and the marked recognition of LED lighting, the actual Lighting Design of the
stands has indeed improved but not as much as expected. A bit like some of
the results obtained with direct and indirect lighting at the Jean Nouvel Quai
Branly Museum, where, in a suffused environment, light -not all SSL-is also directed
towards the visitor instead of revealing only shapes and shadows of
  the art pieces, probably because of the
choice of the secondary optics.

Going back to showcasing natural
stone, for example, stones such as the Black of Belgium or the Vigaria of
Portugal deserve proper and professional lighting design, not just any lighting,
to enhance their beauty. Often this is not the case. Lack of proper survey of
the space reveals restricted knowledge on the subject.
A contextualized lighting design,
specially in a trade fair, should rather accentuate these priceless gems while at
the same time avoiding maximum
glare. This is fundamental.
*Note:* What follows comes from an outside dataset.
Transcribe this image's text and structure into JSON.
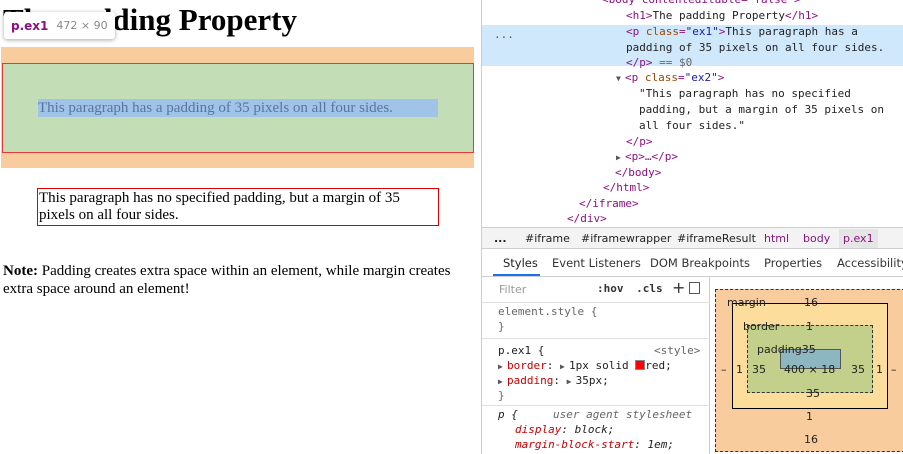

Furthermore and particularly in the
case of
black stone choosing a black-and-white lining of the
stands is not necessarily a good choice and lacks in sophistication, especially
when it is made of “material” …Above all, the trade fair pavilion
lighting should interfere as little as possible with the lighting of the
exhibition stand itself. This is certainly not easy. Otherwise the context is
altered and no longer gives the exalted dimension that any natural stone requires
in order to show its magnificence.